By Jeremy Dalpiaz
There’s a pivotal scene in Ocean’s 11 in which Matt Damon’s character asks if the grand heist is a “smash-and-grab job.” George Clooney’s character replies that it’s “slightly more complicated” and proceeds to reveal a multi-point scheme requiring hefty preparation to pull off.
Why in the world am I talking about a movie plot? Quite simply, it provides the perfect analogy for synthetic identity fraud. It is a major payout and avoids being flagged by 85 to 95 percent of traditional fraud models.
As the fastest-growing type of financial crime in the U.S., synthetic identity fraud has garnered increased attention and was the subject of a Federal Reserve comprehensive report earlier this month. Synthetic Identity Fraud in the U.S. Payment System defines this type of fraud as “a crime in which perpetrators combine fictitious and sometimes real information, such as social security numbers and names, to create new identities to defraud financial institutions, government agencies or individuals.”
How it Works
This type of insidious crime plays out over time in four key steps:
- Establish an identity by combining “real” information purchased on the dark web—such as the Social Security number of a child or one that hasn’t been issued—with fictious identities created and substantiated via P.O. boxes or social media accounts.
- These fraudsters then take their crafted identities to apply for credit. When denied, they create a file that helps legitimatize the false identity and repeatedly apply—via multiple banks and payday lenders as necessary—until they ultimately obtain credit.
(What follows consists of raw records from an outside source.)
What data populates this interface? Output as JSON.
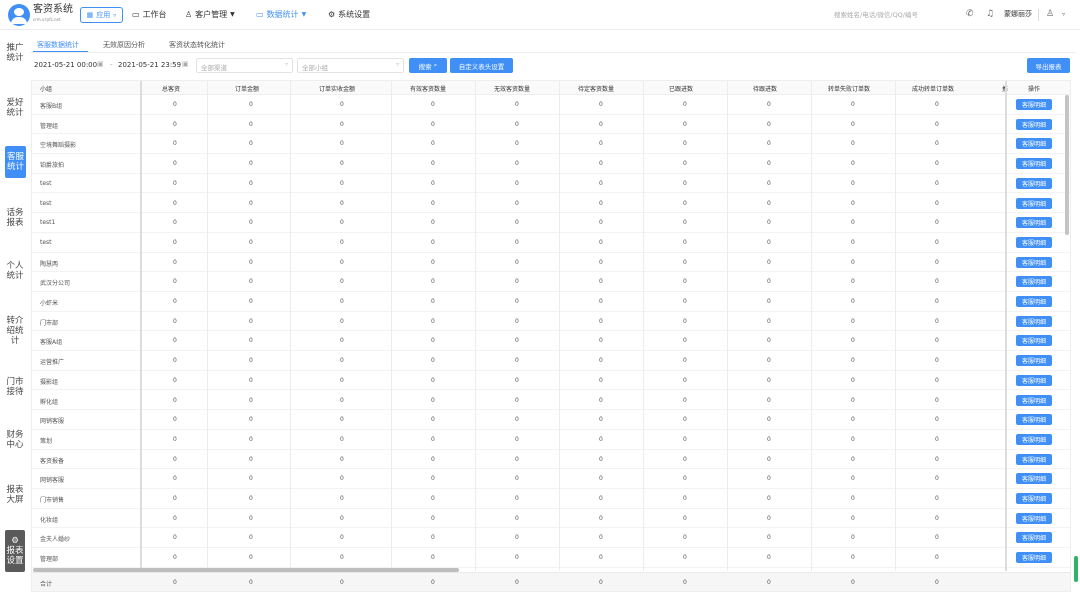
{
  "header": {
    "brand": "客资系统",
    "brand_sub": "crm.v.tyfz.net",
    "app_label": "应用",
    "nav": [
      {
        "label": "工作台",
        "icon": "▭"
      },
      {
        "label": "客户管理",
        "icon": "♙"
      },
      {
        "label": "数据统计",
        "icon": "▭"
      },
      {
        "label": "系统设置",
        "icon": "⚙"
      }
    ],
    "search_placeholder": "搜索姓名/电话/微信/QQ/编号",
    "user_name": "蒙娜丽莎"
  },
  "sidebar": [
    {
      "label": "推广统计"
    },
    {
      "label": "爱好统计"
    },
    {
      "label": "客服统计"
    },
    {
      "label": "话务报表"
    },
    {
      "label": "个人统计"
    },
    {
      "label": "转介绍统计"
    },
    {
      "label": "门市接待"
    },
    {
      "label": "财务中心"
    },
    {
      "label": "报表大屏"
    },
    {
      "label": "报表设置"
    }
  ],
  "tabs": [
    "客服数据统计",
    "无效原因分析",
    "客资状态转化统计"
  ],
  "filters": {
    "start_date": "2021-05-21 00:00",
    "end_date": "2021-05-21 23:59",
    "channel_placeholder": "全部渠道",
    "group_placeholder": "全部小组",
    "search_label": "搜索",
    "custom_header_label": "自定义表头设置",
    "export_label": "导出报表"
  },
  "table": {
    "columns": [
      "小组",
      "总客资",
      "订单金额",
      "订单实收金额",
      "有效客资数量",
      "无效客资数量",
      "待定客资数量",
      "已跟进数",
      "待跟进数",
      "转单失败订单数",
      "成功转单订单数",
      "推",
      "操作"
    ],
    "row_action": "客服明细",
    "rows": [
      [
        "客服B组",
        "0",
        "0",
        "0",
        "0",
        "0",
        "0",
        "0",
        "0",
        "0",
        "0"
      ],
      [
        "管理组",
        "0",
        "0",
        "0",
        "0",
        "0",
        "0",
        "0",
        "0",
        "0",
        "0"
      ],
      [
        "空境舞蹈摄影",
        "0",
        "0",
        "0",
        "0",
        "0",
        "0",
        "0",
        "0",
        "0",
        "0"
      ],
      [
        "铂爵旅拍",
        "0",
        "0",
        "0",
        "0",
        "0",
        "0",
        "0",
        "0",
        "0",
        "0"
      ],
      [
        "test",
        "0",
        "0",
        "0",
        "0",
        "0",
        "0",
        "0",
        "0",
        "0",
        "0"
      ],
      [
        "test",
        "0",
        "0",
        "0",
        "0",
        "0",
        "0",
        "0",
        "0",
        "0",
        "0"
      ],
      [
        "test1",
        "0",
        "0",
        "0",
        "0",
        "0",
        "0",
        "0",
        "0",
        "0",
        "0"
      ],
      [
        "test",
        "0",
        "0",
        "0",
        "0",
        "0",
        "0",
        "0",
        "0",
        "0",
        "0"
      ],
      [
        "陶慧两",
        "0",
        "0",
        "0",
        "0",
        "0",
        "0",
        "0",
        "0",
        "0",
        "0"
      ],
      [
        "武汉分公司",
        "0",
        "0",
        "0",
        "0",
        "0",
        "0",
        "0",
        "0",
        "0",
        "0"
      ],
      [
        "小虾米",
        "0",
        "0",
        "0",
        "0",
        "0",
        "0",
        "0",
        "0",
        "0",
        "0"
      ],
      [
        "门市部",
        "0",
        "0",
        "0",
        "0",
        "0",
        "0",
        "0",
        "0",
        "0",
        "0"
      ],
      [
        "客服A组",
        "0",
        "0",
        "0",
        "0",
        "0",
        "0",
        "0",
        "0",
        "0",
        "0"
      ],
      [
        "运营推广",
        "0",
        "0",
        "0",
        "0",
        "0",
        "0",
        "0",
        "0",
        "0",
        "0"
      ],
      [
        "摄影组",
        "0",
        "0",
        "0",
        "0",
        "0",
        "0",
        "0",
        "0",
        "0",
        "0"
      ],
      [
        "孵化组",
        "0",
        "0",
        "0",
        "0",
        "0",
        "0",
        "0",
        "0",
        "0",
        "0"
      ],
      [
        "网销客服",
        "0",
        "0",
        "0",
        "0",
        "0",
        "0",
        "0",
        "0",
        "0",
        "0"
      ],
      [
        "策划",
        "0",
        "0",
        "0",
        "0",
        "0",
        "0",
        "0",
        "0",
        "0",
        "0"
      ],
      [
        "客资报备",
        "0",
        "0",
        "0",
        "0",
        "0",
        "0",
        "0",
        "0",
        "0",
        "0"
      ],
      [
        "网销客服",
        "0",
        "0",
        "0",
        "0",
        "0",
        "0",
        "0",
        "0",
        "0",
        "0"
      ],
      [
        "门市销售",
        "0",
        "0",
        "0",
        "0",
        "0",
        "0",
        "0",
        "0",
        "0",
        "0"
      ],
      [
        "化妆组",
        "0",
        "0",
        "0",
        "0",
        "0",
        "0",
        "0",
        "0",
        "0",
        "0"
      ],
      [
        "金夫人婚纱",
        "0",
        "0",
        "0",
        "0",
        "0",
        "0",
        "0",
        "0",
        "0",
        "0"
      ],
      [
        "管理部",
        "0",
        "0",
        "0",
        "0",
        "0",
        "0",
        "0",
        "0",
        "0",
        "0"
      ]
    ],
    "total": [
      "合计",
      "0",
      "0",
      "0",
      "0",
      "0",
      "0",
      "0",
      "0",
      "0",
      "0"
    ]
  },
  "colors": {
    "accent": "#3f8ff7",
    "settings_bg": "#5a5a5a",
    "scroll_indicator": "#2fb36b"
  }
}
- Grow their credit score and credit limits. This false identity is further established through a “piggybacking” process in which perpetrators pay accountholders with good credit to add them as authorized users to their accounts. The goal is to increase their line of credit as high as possible.
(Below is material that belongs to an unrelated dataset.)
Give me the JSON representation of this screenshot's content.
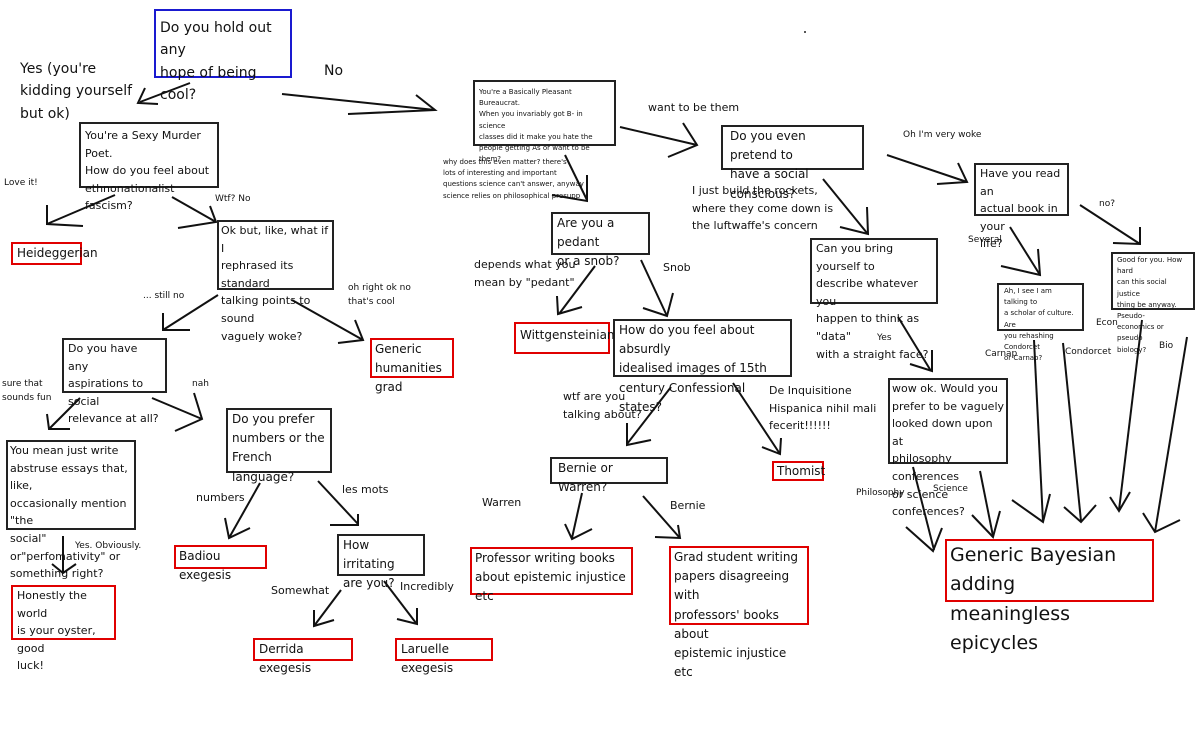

- “Bust out” with the money. Once their credit score rises high enough, they “bust out,” leaving maxed-out cards or unpaid loans in their wake, leaving financial institutions to foot the bill. There’s also the potential for unsuspecting consumers to have a lot of financial clean-up to do.
This type of fraud generally goes unreported because its victims are most often individuals who aren’t checking their credit reports, including children, the elderly and the homeless. This means banks are left to pick up the tab for these unpaid charges, estimated at more than $15,000 per attack in 2016 and accounting for up to 20 percent of all credit losses, according to an Auriemma Group study.
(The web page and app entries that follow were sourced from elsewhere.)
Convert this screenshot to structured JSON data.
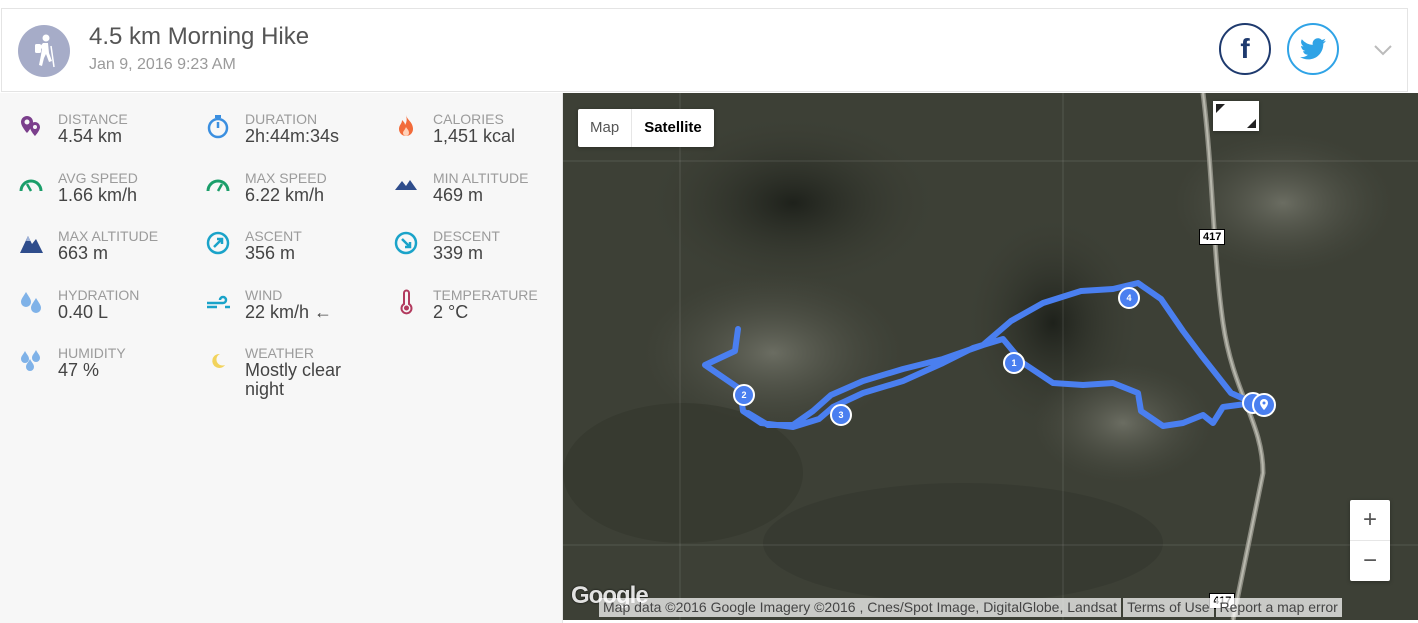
{
  "header": {
    "title": "4.5 km Morning Hike",
    "subtitle": "Jan 9, 2016 9:23 AM",
    "avatar_icon": "hiker-icon",
    "share": {
      "facebook_label": "f"
    }
  },
  "stats": [
    {
      "label": "DISTANCE",
      "value": "4.54 km",
      "icon": "location-pins-icon",
      "color": "#7b3f8c"
    },
    {
      "label": "DURATION",
      "value": "2h:44m:34s",
      "icon": "stopwatch-icon",
      "color": "#3b8fe0"
    },
    {
      "label": "CALORIES",
      "value": "1,451 kcal",
      "icon": "flame-icon",
      "color": "#f26b3a"
    },
    {
      "label": "AVG SPEED",
      "value": "1.66 km/h",
      "icon": "speedometer-icon",
      "color": "#1b9e6a"
    },
    {
      "label": "MAX SPEED",
      "value": "6.22 km/h",
      "icon": "speedometer-icon",
      "color": "#1b9e6a"
    },
    {
      "label": "MIN ALTITUDE",
      "value": "469 m",
      "icon": "mountain-icon",
      "color": "#2f4d8c"
    },
    {
      "label": "MAX ALTITUDE",
      "value": "663 m",
      "icon": "mountain-icon",
      "color": "#2f4d8c"
    },
    {
      "label": "ASCENT",
      "value": "356 m",
      "icon": "ascent-icon",
      "color": "#1aa3c9"
    },
    {
      "label": "DESCENT",
      "value": "339 m",
      "icon": "descent-icon",
      "color": "#1aa3c9"
    },
    {
      "label": "HYDRATION",
      "value": "0.40 L",
      "icon": "water-drops-icon",
      "color": "#7fb2e8"
    },
    {
      "label": "WIND",
      "value": "22 km/h ←",
      "icon": "wind-icon",
      "color": "#1aa3c9"
    },
    {
      "label": "TEMPERATURE",
      "value": "2 °C",
      "icon": "thermometer-icon",
      "color": "#b23a5e"
    },
    {
      "label": "HUMIDITY",
      "value": "47 %",
      "icon": "water-drops-icon",
      "color": "#7fb2e8"
    },
    {
      "label": "WEATHER",
      "value": "Mostly clear",
      "value2": "night",
      "icon": "moon-icon",
      "color": "#f2d35c"
    }
  ],
  "map": {
    "type_map": "Map",
    "type_satellite": "Satellite",
    "zoom_in": "+",
    "zoom_out": "−",
    "attribution": "Map data ©2016 Google Imagery ©2016 , Cnes/Spot Image, DigitalGlobe, Landsat",
    "terms": "Terms of Use",
    "report": "Report a map error",
    "logo": "Google",
    "road_label": "417",
    "road_label_bottom": "417",
    "markers": [
      "1",
      "2",
      "3",
      "4"
    ],
    "route_color": "#4a7ff0"
  }
}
So, what can be done? Customer education, for starters. For example, we can let our customers with young children know that they can place a freeze on their children’s accounts with credit bureaus and then lift them when they become old enough to need them. They also can consider “locks” for their own accounts, which are manually turned on and off with a mobile app. In addition, regular credit checks can help keep on top of any changes in ratings.
Having a staff that’s up-to-speed on how this fraud occurs and what to look for in applications will also go a long way in helping to safeguard banks. The Federal Reserve’s white paper is a great tool for opening the conversation; and I expect the Fed will continue its leadership on this subject, so look for more to come. ICBA also is available as a resource. So please feel free to reach out to us if you would to share your thoughts with the Fed on this topic.
The complexity of synthetic identity fraud and the difficulty to detect it is why we must remain vigilant if we hope to stay a step ahead. I’m confident with our collective efforts, the synthetic identity fraud story will end differently than the Ocean’s 11 heist. In our case, we’ll be waiting to bust them as they try to “bust out.”
Jeremy Dalpiaz is vice president of cybersecurity policy at ICBA.